My son


#1

My son needs to develop back leg drive to get down the mound. Any advice on drills or correction? Having trouble uploading a video now but will upload a picture.


#2

The bottom picture isn’t him but the pic on the left is what we are trying to accomplish.


#4

Hey Suzuki160,

There are many drills you can use to help your son gain early momentum moving down the mound. But as with all drills, if not performed correctly, they can instill bad habits causing bad mechanics. What do I mean by this? One of the drills I do like is the net drill. For this pitching drill you don’t necessarily need a net if you do not have one. You can also use a wall. The idea is to have something behind the pitcher that will let the pitcher know if he has broken his hands too early or is not gaining enough ground going forward.

This is a great pitching drill if done correctly. But, I have seen many young pitchers push off of the back leg so hard to try and move further away from the wall or net that they create new flaws in their pitching deliveries.

Before doing amy type of drill you have to understand the importance of proper mechanics starting with the back foot. This is where it all begins. If his entire back foot is not anchored to the ground and he lifts it up or pushes all of his weight to the instep, he becomes a quad pitcher. This is what we want to stay away from. Quad pitchers will never be able to correctly use ground force, load his hip, get his shin vertical, stay closed, and sit into his delivery.

Drills are great just as long as you understand the movements prior to what you want to work on. Video the drills and watch closely. If you are not sure about a movement, just ask.

Steve


#5

I would like to see a higher leg lift and slightly more turn (left back pocket pointed towards home plate). This may help with more explosive movement down the mound.


#6

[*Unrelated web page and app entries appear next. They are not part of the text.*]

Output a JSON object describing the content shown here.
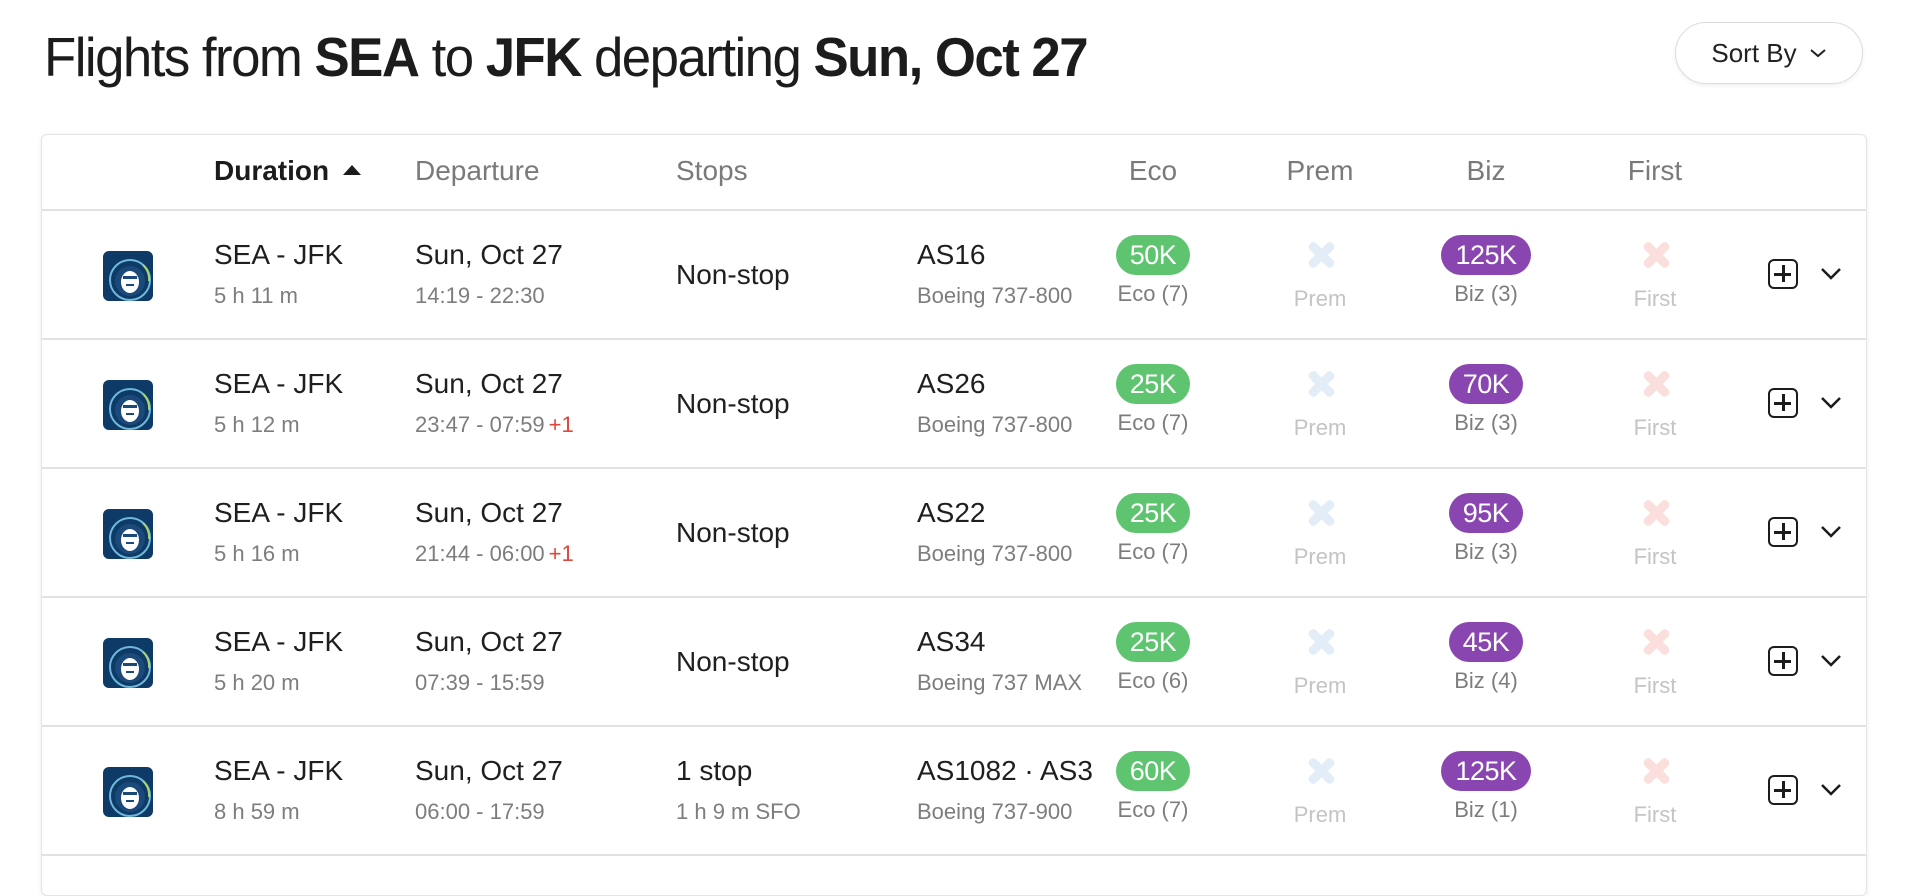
{
  "header": {
    "title_parts": [
      {
        "text": "Flights from ",
        "bold": false
      },
      {
        "text": "SEA",
        "bold": true
      },
      {
        "text": " to ",
        "bold": false
      },
      {
        "text": "JFK",
        "bold": true
      },
      {
        "text": " departing ",
        "bold": false
      },
      {
        "text": "Sun, Oct 27",
        "bold": true
      }
    ],
    "sort_button_label": "Sort By",
    "sort_button_icon": "chevron-down-icon"
  },
  "table": {
    "columns": {
      "duration": "Duration",
      "departure": "Departure",
      "stops": "Stops",
      "eco": "Eco",
      "prem": "Prem",
      "biz": "Biz",
      "first": "First"
    },
    "sorted_by": "Duration",
    "sort_direction": "ascending",
    "colors": {
      "eco_badge": "#5ec46f",
      "biz_badge": "#8a46b0",
      "prem_unavailable": "#e2edf8",
      "first_unavailable": "#fbdfdc",
      "next_day": "#e0463a",
      "airline_logo": "#0e3a68"
    },
    "rows": [
      {
        "airline_icon": "alaska-airlines-logo",
        "route": "SEA - JFK",
        "duration": "5 h 11 m",
        "date": "Sun, Oct 27",
        "times": "14:19 - 22:30",
        "next_day": "",
        "stops": "Non-stop",
        "stops_detail": "",
        "flight": "AS16",
        "aircraft": "Boeing 737-800",
        "eco": {
          "available": true,
          "price": "50K",
          "label": "Eco (7)"
        },
        "prem": {
          "available": false,
          "label": "Prem"
        },
        "biz": {
          "available": true,
          "price": "125K",
          "label": "Biz (3)"
        },
        "first": {
          "available": false,
          "label": "First"
        }
      },
      {
        "airline_icon": "alaska-airlines-logo",
        "route": "SEA - JFK",
        "duration": "5 h 12 m",
        "date": "Sun, Oct 27",
        "times": "23:47 - 07:59",
        "next_day": "+1",
        "stops": "Non-stop",
        "stops_detail": "",
        "flight": "AS26",
        "aircraft": "Boeing 737-800",
        "eco": {
          "available": true,
          "price": "25K",
          "label": "Eco (7)"
        },
        "prem": {
          "available": false,
          "label": "Prem"
        },
        "biz": {
          "available": true,
          "price": "70K",
          "label": "Biz (3)"
        },
        "first": {
          "available": false,
          "label": "First"
        }
      },
      {
        "airline_icon": "alaska-airlines-logo",
        "route": "SEA - JFK",
        "duration": "5 h 16 m",
        "date": "Sun, Oct 27",
        "times": "21:44 - 06:00",
        "next_day": "+1",
        "stops": "Non-stop",
        "stops_detail": "",
        "flight": "AS22",
        "aircraft": "Boeing 737-800",
        "eco": {
          "available": true,
          "price": "25K",
          "label": "Eco (7)"
        },
        "prem": {
          "available": false,
          "label": "Prem"
        },
        "biz": {
          "available": true,
          "price": "95K",
          "label": "Biz (3)"
        },
        "first": {
          "available": false,
          "label": "First"
        }
      },
      {
        "airline_icon": "alaska-airlines-logo",
        "route": "SEA - JFK",
        "duration": "5 h 20 m",
        "date": "Sun, Oct 27",
        "times": "07:39 - 15:59",
        "next_day": "",
        "stops": "Non-stop",
        "stops_detail": "",
        "flight": "AS34",
        "aircraft": "Boeing 737 MAX",
        "eco": {
          "available": true,
          "price": "25K",
          "label": "Eco (6)"
        },
        "prem": {
          "available": false,
          "label": "Prem"
        },
        "biz": {
          "available": true,
          "price": "45K",
          "label": "Biz (4)"
        },
        "first": {
          "available": false,
          "label": "First"
        }
      },
      {
        "airline_icon": "alaska-airlines-logo",
        "route": "SEA - JFK",
        "duration": "8 h 59 m",
        "date": "Sun, Oct 27",
        "times": "06:00 - 17:59",
        "next_day": "",
        "stops": "1 stop",
        "stops_detail": "1 h 9 m  SFO",
        "flight": "AS1082 · AS3",
        "aircraft": "Boeing 737-900",
        "eco": {
          "available": true,
          "price": "60K",
          "label": "Eco (7)"
        },
        "prem": {
          "available": false,
          "label": "Prem"
        },
        "biz": {
          "available": true,
          "price": "125K",
          "label": "Biz (1)"
        },
        "first": {
          "available": false,
          "label": "First"
        }
      }
    ]
  }
}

Appreciate the comments and idea - will check back with our progress


#7

His right arm position seems a little awkward with it being parallel to the ground. Can’t see the hand break but it seems like his hand break is early so he may not have a lot of time for leg drive. These two could be related.

I think the other two things to look at are the leg lift and glove arm. The leg lift looks abbreviated…again…hard to completely tell from the back. The glove arm is really not helping him generate power. Its is just falling away. The glove arm is leaking a ton of power out of the delivery.


#8

It seems to me that if the boy is so comfortable and he is good at playing, why should he correct something? Let him do what he wants
https://www.letstalkpitching.com/uploads/db4140/original/2X/0/0b10a52d0717fb1bdbc79c0d7efda7eb6a9c7cd3.jpeg


#9

because poor mechanics can develop problems down the line. just because he’s comfortable now doesn’t mean that he’ll be comfortable in the future when he needs to start progressing


#10

I agree Judge. My son is also a self driven kid who has a strong desire to be the best he can be.


#11

that’s great to hear. small changes at a time until it becomes muscle memory and then make another small change. too many changes at once will throw him off and can cause injury. you can start with something small like having him relax his foot/ankle. i notice his toes are pointing up but they should be relaxed and pointed down as shown in the other picture.